What Causes Cars to Lose Power When Trying to Accelerate?

Bjorn Vinter/UpperCut Images/Getty Images

A car loses power during acceleration if it doesn’t have enough fuel or lack of power to the system. It can be difficult to pinpoint the exact cause, but it’s likely a fuel system malfunction.

Insufficient Fuel Delivery

A car with a healthy fuel supply should respond quickly when the owner depresses the accelerator. If stepping on the accelerator does not trigger a quick response, there is a problem with fuel delivery. There are several possible causes for impaired fuel delivery, including clogged, damaged and defective parts.

One common cause of insufficient fuel delivery is a clogged or malfunctioning fuel injector. Over time, the small passageways of the fuel injector can get clogged with dirt and other impurities. As a result, fuel supply to the injectors is limited. This causes slow acceleration or stalling. A decrease in fuel economy can also signal a poorly functioning fuel injector.

A defective fuel pump can also cause similar symptoms. The fuel pump brings gas to the engine via fuel lines. If the lines get clogged, the vehicle can accelerate slowly or hesitate and stall. Impaired fuel delivery can be traced to a clogged filter, too. The fuel filter works by cleaning out impurities in the gasoline. If it gets clogged, less fuel reaches the injectors. Since they can clog easily, fuel filters should be checked regularly.

The fuel supply can also be interrupted by a dirty airflow sensor. These sensors detect how much air a car intakes, and they relay a message to the car’s computer system that triggers the release of the corresponding amount of fuel. When the airflow sensor gets dirty or wears out, the car’s computer receives inaccurate data.
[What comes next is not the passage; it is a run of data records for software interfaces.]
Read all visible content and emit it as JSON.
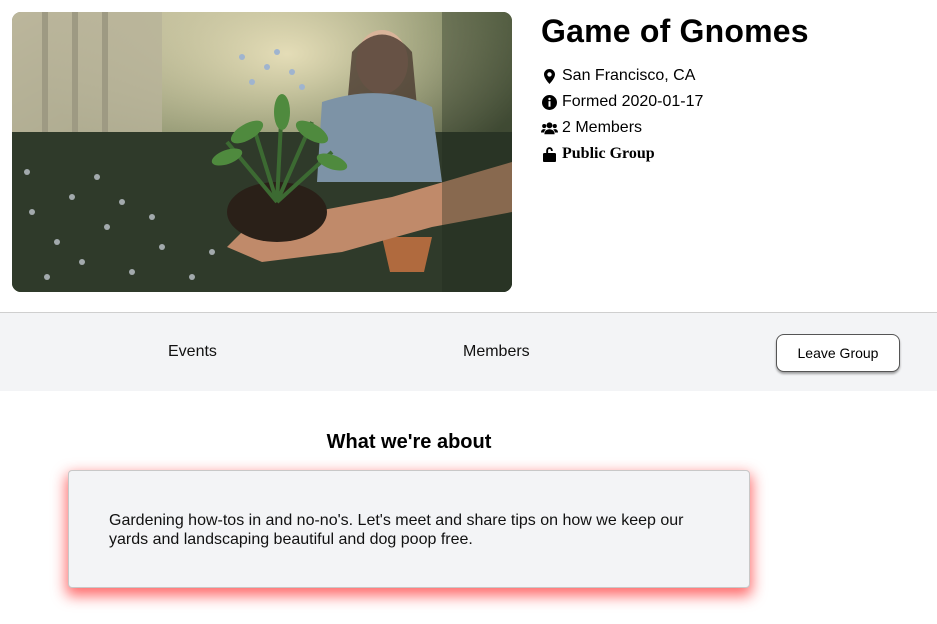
{
  "group": {
    "title": "Game of Gnomes",
    "location": "San Francisco, CA",
    "formed": "Formed 2020-01-17",
    "members": "2 Members",
    "privacy": "Public Group"
  },
  "icons": {
    "location": "map-marker-icon",
    "formed": "info-circle-icon",
    "members": "users-icon",
    "privacy": "unlock-icon"
  },
  "nav": {
    "events_label": "Events",
    "members_label": "Members",
    "leave_label": "Leave Group"
  },
  "about": {
    "heading": "What we're about",
    "description": "Gardening how-tos in and no-no's. Let's meet and share tips on how we keep our yards and landscaping beautiful and dog poop free."
  },
  "colors": {
    "nav_background": "#f3f4f6",
    "card_glow": "#ff1e1e"
  }
}
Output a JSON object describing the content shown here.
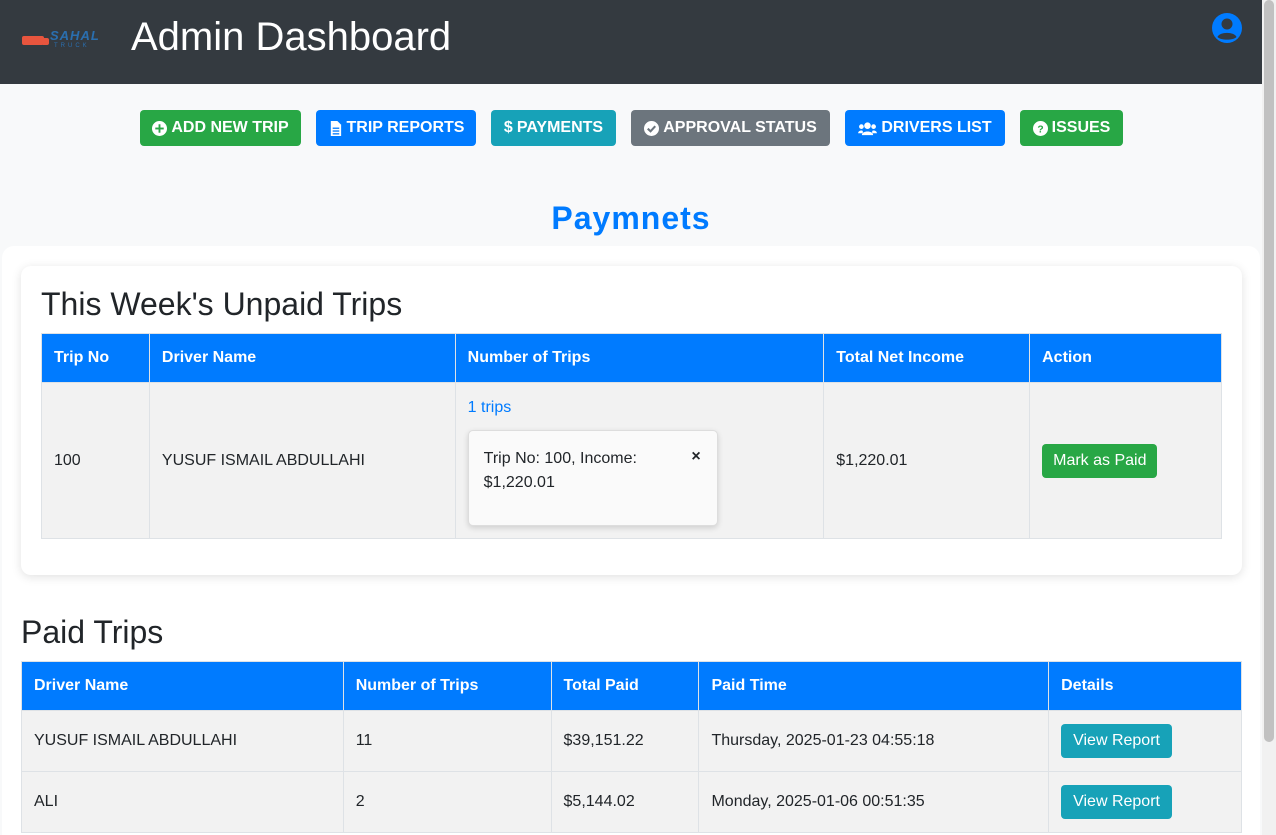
{
  "header": {
    "logo_text": "SAHAL",
    "logo_subtext": "TRUCK",
    "title": "Admin Dashboard"
  },
  "nav": {
    "add_new_trip": "ADD NEW TRIP",
    "trip_reports": "TRIP REPORTS",
    "payments": "PAYMENTS",
    "approval_status": "APPROVAL STATUS",
    "drivers_list": "DRIVERS LIST",
    "issues": "ISSUES"
  },
  "page_heading": "Paymnets",
  "unpaid": {
    "title": "This Week's Unpaid Trips",
    "columns": [
      "Trip No",
      "Driver Name",
      "Number of Trips",
      "Total Net Income",
      "Action"
    ],
    "rows": [
      {
        "trip_no": "100",
        "driver_name": "YUSUF ISMAIL ABDULLAHI",
        "trips_link": "1 trips",
        "popup_line1": "Trip No: 100, Income:",
        "popup_line2": "$1,220.01",
        "popup_close": "×",
        "total_net_income": "$1,220.01",
        "action": "Mark as Paid"
      }
    ]
  },
  "paid": {
    "title": "Paid Trips",
    "columns": [
      "Driver Name",
      "Number of Trips",
      "Total Paid",
      "Paid Time",
      "Details"
    ],
    "rows": [
      {
        "driver_name": "YUSUF ISMAIL ABDULLAHI",
        "number_of_trips": "11",
        "total_paid": "$39,151.22",
        "paid_time": "Thursday, 2025-01-23 04:55:18",
        "details": "View Report"
      },
      {
        "driver_name": "ALI",
        "number_of_trips": "2",
        "total_paid": "$5,144.02",
        "paid_time": "Monday, 2025-01-06 00:51:35",
        "details": "View Report"
      }
    ]
  },
  "colors": {
    "header_bg": "#343a40",
    "primary": "#007bff",
    "success": "#28a745",
    "info": "#17a2b8",
    "secondary": "#6c757d"
  }
}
A leaking fuel line is another cause of poor fuel flow. With a crack in the fuel lines, gasoline will not reach the injectors. The smell of gasoline or a puddle under the car are indicators of this issue.

Another source of impaired fuel delivery is a vacuum leak. When this happens, the car’s computer system has trouble maintaining a proper fuel-to-air ratio. In addition to slowing fuel delivery, a vacuum leak may trigger the “check engine” light to come on.

Finally, a failing catalytic converter may reduce fuel delivery by preventing the proper amount of air from reaching the engine. In addition to accelerating slowly, the car may be hotter than normal.

Lack of Power

Loss of power is also attributed to several causes, most of which arise from the exhaust system. Misfiring spark plugs and bad cylinders can rob the car of its power supply, as can antifreeze or oil entering the exhaust system. If power loss comes from misfiring spark plugs, the degree of power loss corresponds with the rate of spark plugs misfiring. Left untreated, the problem gets worse. Misfiring also increases exhaust emissions and robs the engine of power.

Overheating frequently damages cylinder heads, which may lead to a head gasket failure, and an improperly functioning head gasket may lead to cracks in the cylinder head. A classic sign of a cracked head gasket is white smoke coming from the exhaust pipe, which means that coolant fluid leaked into the exhaust system.